In this tutorial, we will show you how to install MySQL on Fedora 38. Before we get started, let’s briefly go over what MySQL is. MySQL is a free, open-source database management system. It’s one of the most popular and widely used options out there, thanks in part to its strong and active community of developers. It’s used in many web applications ranging from small business websites to large enterprise web applications.
This article assumes you have at least basic knowledge of Linux, know how to use the shell, and most importantly, you host your site on your own VPS. The installation is quite simple and assumes you are running in the root account, if not you may need to add ‘

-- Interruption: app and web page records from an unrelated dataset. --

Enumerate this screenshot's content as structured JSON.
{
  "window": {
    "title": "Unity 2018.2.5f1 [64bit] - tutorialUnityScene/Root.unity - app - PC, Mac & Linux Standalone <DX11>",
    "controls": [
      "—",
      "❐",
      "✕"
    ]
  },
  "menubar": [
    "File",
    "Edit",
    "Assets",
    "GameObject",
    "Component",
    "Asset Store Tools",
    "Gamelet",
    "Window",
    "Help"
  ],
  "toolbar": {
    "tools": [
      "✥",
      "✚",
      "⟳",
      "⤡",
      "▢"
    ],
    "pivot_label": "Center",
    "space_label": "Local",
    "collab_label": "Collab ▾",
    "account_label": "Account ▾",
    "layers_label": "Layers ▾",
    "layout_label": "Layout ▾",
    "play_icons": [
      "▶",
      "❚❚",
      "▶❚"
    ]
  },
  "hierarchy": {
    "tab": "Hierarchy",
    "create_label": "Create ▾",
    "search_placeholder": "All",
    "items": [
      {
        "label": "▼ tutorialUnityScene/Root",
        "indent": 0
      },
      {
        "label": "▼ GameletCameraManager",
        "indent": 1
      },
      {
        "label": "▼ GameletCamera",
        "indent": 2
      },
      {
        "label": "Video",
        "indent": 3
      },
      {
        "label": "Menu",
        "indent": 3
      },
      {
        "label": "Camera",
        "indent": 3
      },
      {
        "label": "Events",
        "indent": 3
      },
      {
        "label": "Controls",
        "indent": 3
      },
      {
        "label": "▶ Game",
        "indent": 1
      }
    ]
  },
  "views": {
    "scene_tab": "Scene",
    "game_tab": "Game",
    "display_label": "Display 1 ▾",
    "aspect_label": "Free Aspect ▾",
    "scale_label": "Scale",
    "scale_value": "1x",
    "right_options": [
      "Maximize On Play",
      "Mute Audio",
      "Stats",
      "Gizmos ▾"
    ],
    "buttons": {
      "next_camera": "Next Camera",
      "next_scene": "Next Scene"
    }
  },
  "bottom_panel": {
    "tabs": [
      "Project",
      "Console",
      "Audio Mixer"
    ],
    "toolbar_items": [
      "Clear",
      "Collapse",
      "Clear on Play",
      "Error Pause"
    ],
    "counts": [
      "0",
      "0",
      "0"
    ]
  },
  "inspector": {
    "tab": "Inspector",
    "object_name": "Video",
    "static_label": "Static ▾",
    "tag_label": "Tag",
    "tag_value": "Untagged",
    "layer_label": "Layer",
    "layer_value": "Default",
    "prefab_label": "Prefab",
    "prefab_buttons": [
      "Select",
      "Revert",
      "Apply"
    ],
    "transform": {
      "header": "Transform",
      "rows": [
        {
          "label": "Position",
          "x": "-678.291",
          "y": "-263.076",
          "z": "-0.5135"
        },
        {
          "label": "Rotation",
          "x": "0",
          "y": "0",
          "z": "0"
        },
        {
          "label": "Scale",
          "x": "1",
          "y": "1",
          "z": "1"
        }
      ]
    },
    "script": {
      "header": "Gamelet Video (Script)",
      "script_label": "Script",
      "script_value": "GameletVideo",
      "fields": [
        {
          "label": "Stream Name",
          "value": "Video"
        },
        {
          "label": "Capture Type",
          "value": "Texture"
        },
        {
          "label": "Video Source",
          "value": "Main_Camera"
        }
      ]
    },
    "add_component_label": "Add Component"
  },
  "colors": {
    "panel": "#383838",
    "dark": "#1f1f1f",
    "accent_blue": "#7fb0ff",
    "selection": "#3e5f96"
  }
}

sudo‘ to the commands to get root privileges. I will show you the step-by-step installation of the MySQL database on a Fedora 38.

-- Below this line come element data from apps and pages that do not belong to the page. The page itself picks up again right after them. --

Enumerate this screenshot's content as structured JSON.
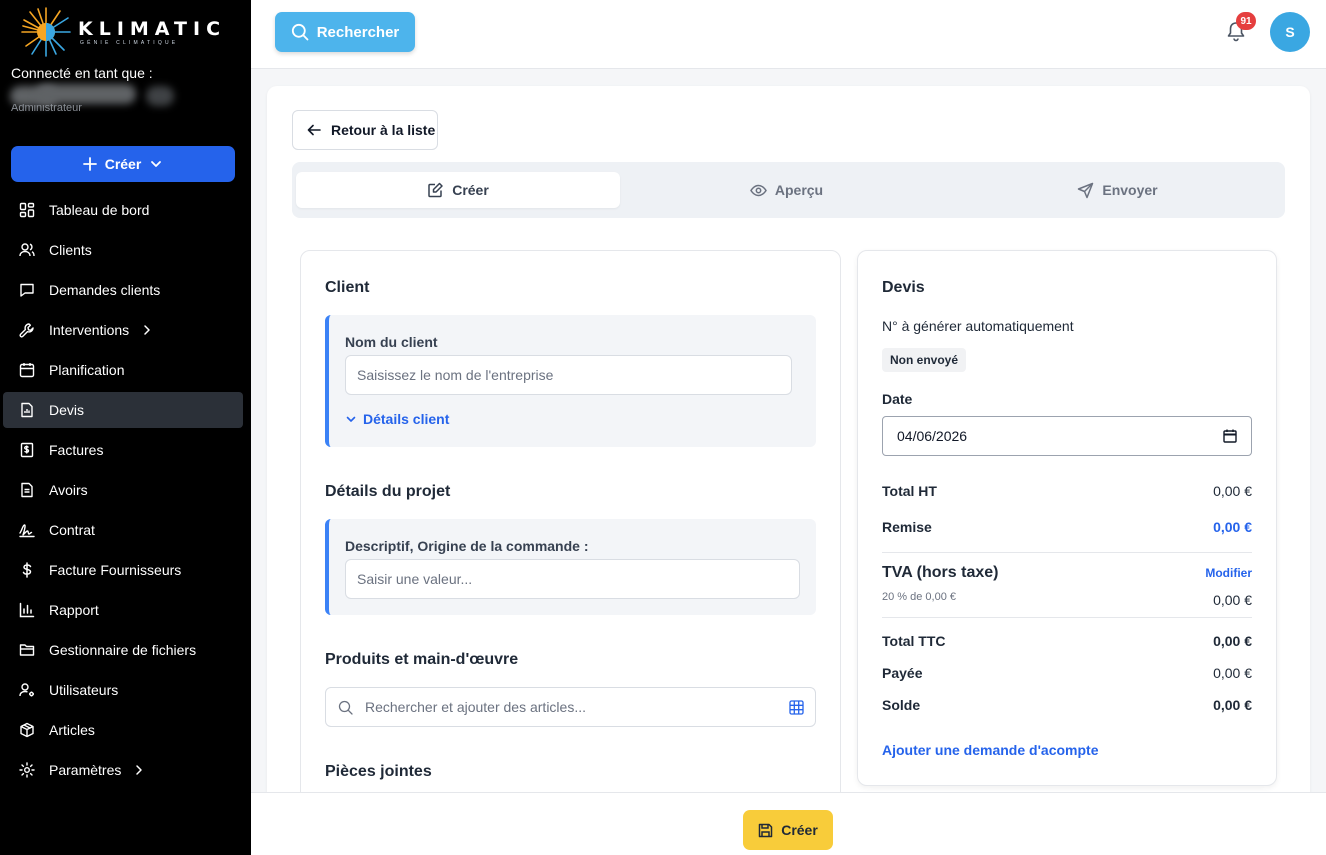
{
  "brand": {
    "name": "KLIMATIC",
    "tagline": "GÉNIE CLIMATIQUE"
  },
  "session": {
    "connected_label": "Connecté en tant que :",
    "role": "Administrateur"
  },
  "sidebar": {
    "create_label": "Créer",
    "items": [
      {
        "label": "Tableau de bord",
        "icon": "dashboard-icon"
      },
      {
        "label": "Clients",
        "icon": "users-icon"
      },
      {
        "label": "Demandes clients",
        "icon": "message-icon"
      },
      {
        "label": "Interventions",
        "icon": "wrench-icon"
      },
      {
        "label": "Planification",
        "icon": "calendar-icon"
      },
      {
        "label": "Devis",
        "icon": "quote-icon"
      },
      {
        "label": "Factures",
        "icon": "invoice-icon"
      },
      {
        "label": "Avoirs",
        "icon": "credit-note-icon"
      },
      {
        "label": "Contrat",
        "icon": "signature-icon"
      },
      {
        "label": "Facture Fournisseurs",
        "icon": "dollar-icon"
      },
      {
        "label": "Rapport",
        "icon": "chart-icon"
      },
      {
        "label": "Gestionnaire de fichiers",
        "icon": "folder-icon"
      },
      {
        "label": "Utilisateurs",
        "icon": "user-cog-icon"
      },
      {
        "label": "Articles",
        "icon": "package-icon"
      },
      {
        "label": "Paramètres",
        "icon": "settings-icon"
      }
    ],
    "active_item": "Devis"
  },
  "topbar": {
    "search_label": "Rechercher",
    "notification_count": "91",
    "avatar_initial": "S"
  },
  "main": {
    "back_label": "Retour à la liste",
    "tabs": [
      {
        "label": "Créer"
      },
      {
        "label": "Aperçu"
      },
      {
        "label": "Envoyer"
      }
    ]
  },
  "form": {
    "client_title": "Client",
    "client_name_label": "Nom du client",
    "client_name_placeholder": "Saisissez le nom de l'entreprise",
    "client_details_link": "Détails client",
    "project_title": "Détails du projet",
    "project_label": "Descriptif, Origine de la commande :",
    "project_placeholder": "Saisir une valeur...",
    "products_title": "Produits et main-d'œuvre",
    "products_placeholder": "Rechercher et ajouter des articles...",
    "attachments_title": "Pièces jointes"
  },
  "quote": {
    "title": "Devis",
    "number_text": "N° à générer automatiquement",
    "status": "Non envoyé",
    "date_label": "Date",
    "date_value": "04/06/2026",
    "total_ht_label": "Total HT",
    "total_ht_value": "0,00 €",
    "remise_label": "Remise",
    "remise_value": "0,00 €",
    "tva_label": "TVA (hors taxe)",
    "tva_modify": "Modifier",
    "tva_sub": "20 % de 0,00 €",
    "tva_value": "0,00 €",
    "total_ttc_label": "Total TTC",
    "total_ttc_value": "0,00 €",
    "payee_label": "Payée",
    "payee_value": "0,00 €",
    "solde_label": "Solde",
    "solde_value": "0,00 €",
    "acompte_link": "Ajouter une demande d'acompte"
  },
  "footer": {
    "create_label": "Créer"
  },
  "colors": {
    "sidebar_bg": "#000000",
    "primary": "#2563eb",
    "search_accent": "#4db4ec",
    "footer_button": "#f8cc3a",
    "badge": "#e53e3e"
  }
}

- A server running one of the following operating systems: Fedora 38.
- It’s recommended that you use a fresh OS install to prevent any potential issues.
- SSH access to the server (or just open Terminal if you’re on a desktop).

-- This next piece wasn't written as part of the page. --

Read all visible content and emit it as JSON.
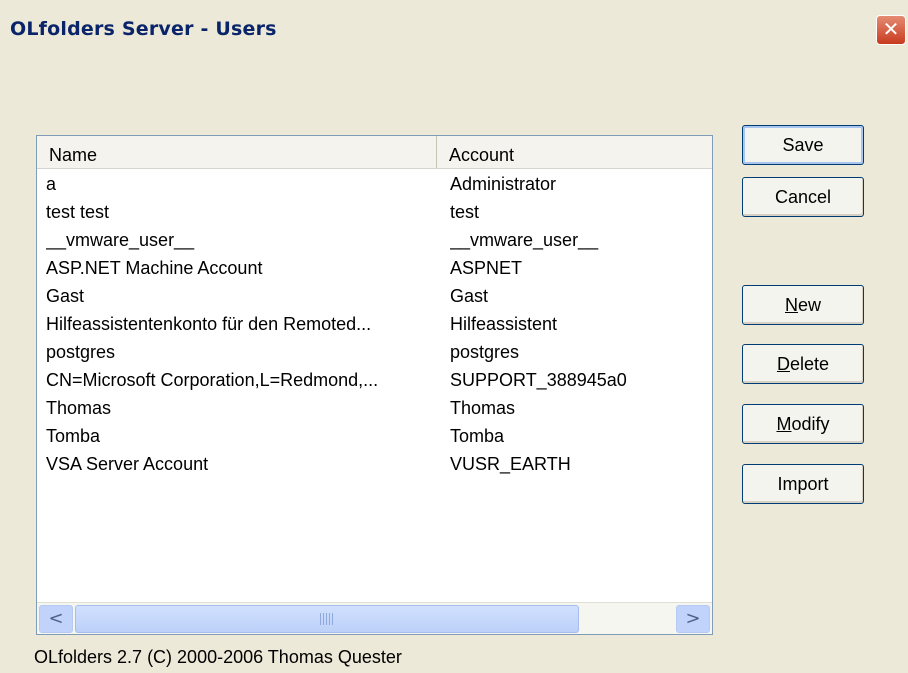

- An active internet connection. You’ll need an internet connection to download the necessary packages and dependencies for MySQL.
non-root sudo useror access to the
root user. We recommend acting as a
non-root sudo user, however, as you can harm your system if you’re not careful when acting as the root.
Install MySQL on Fedora 38
Step 1. Before we can install MySQL on Fedora 38, it’s important to ensure that our system is up-to-date with the latest packages. This will ensure that we have access to the latest features and bug fixes and that we can install MySQL without any issues:
sudo dnf upgrade --refresh
Step 2. Installing MySQL on Fedora 38.
Now proceed to install the latest version of MySQL by running the following command:
sudo dnf install mysql-server
Once MySQL has been installed on your system, start the MySQL service by running the following command in the terminal:
sudo systemctl start mysqld sudo systemctl enable mysqld
Step 3. Configure MySQL.
By default, MySQL is not secured. You must configure it to make it secure. The following command will secure the MySQL installation by removing unnecessary users, and databases and disallowing remote root login access:
After successfully installing MySQL and securing it, it’s time to test if it’s working. You can do this by logging in to the MySQL server with the following command:
sudo mysql -u root -p
You will be prompted to enter a password that you created during the secure installation process. If you can log in successfully, that means MySQL is installed and working correctly.
Step 4. Troubleshooting common installation issues for MySQL.
As we install MySQL on Fedora 38, we might encounter a few common installation issues. We’ve compiled a list of these issues and their corresponding solutions.
Error: Cannot establish a connection to MySQL server √
When trying to connect to MySQL, you might see an error message saying that a connection to the MySQL server could not be established. This error is usually caused by one of the following reasons:
- The MySQL server is not running
- The hostname or IP address is incorrect
- The firewall is blocking the connection
To fix the issue, make sure the MySQL server is running by executing the following command:
sudo systemctl start mysqld
Next, verify the hostname or IP address by executing the following command:
mysql -h hostname -u root -p
If there’s still no connection, check if the firewall is blocking the connection by executing the following command:
sudo firewall-cmd --zone=public --add-port=3306/tcp --permanent sudo firewall-cmd --reload
Error: MySQL service failed to start √
If you encounter issues with starting the MySQL service, it’s usually caused by one of the following reasons:
- Wrong MySQL configuration
- Insufficient disk space
- MySQL data directory ownership is incorrect
To fix the issue, check the MySQL configuration file (
/etc/my.cnf) and make sure it’s configured correctly. Additionally, check the available disk space and free up some space if it’s running low. Finally, ensure that the MySQL data directory is owned by the correct user:
sudo chown -R mysql:mysql /var/lib/mysql/ sudo systemctl start mysqld
Error: Cannot find
mysql_config command √
When installing packages that depend on MySQL, you might see an error message saying that the
mysql_config command cannot be found. This error is usually caused by the MySQL development package not being installed.
To fix the issue, execute the following command:
sudo dnf install -y mysql-devel
Congratulations! You have successfully installed MySQL. Thanks for using this tutorial for installing the MySQL database on your Fedora 38 system. For additional help or useful information, we recommend you check the official MySQL website.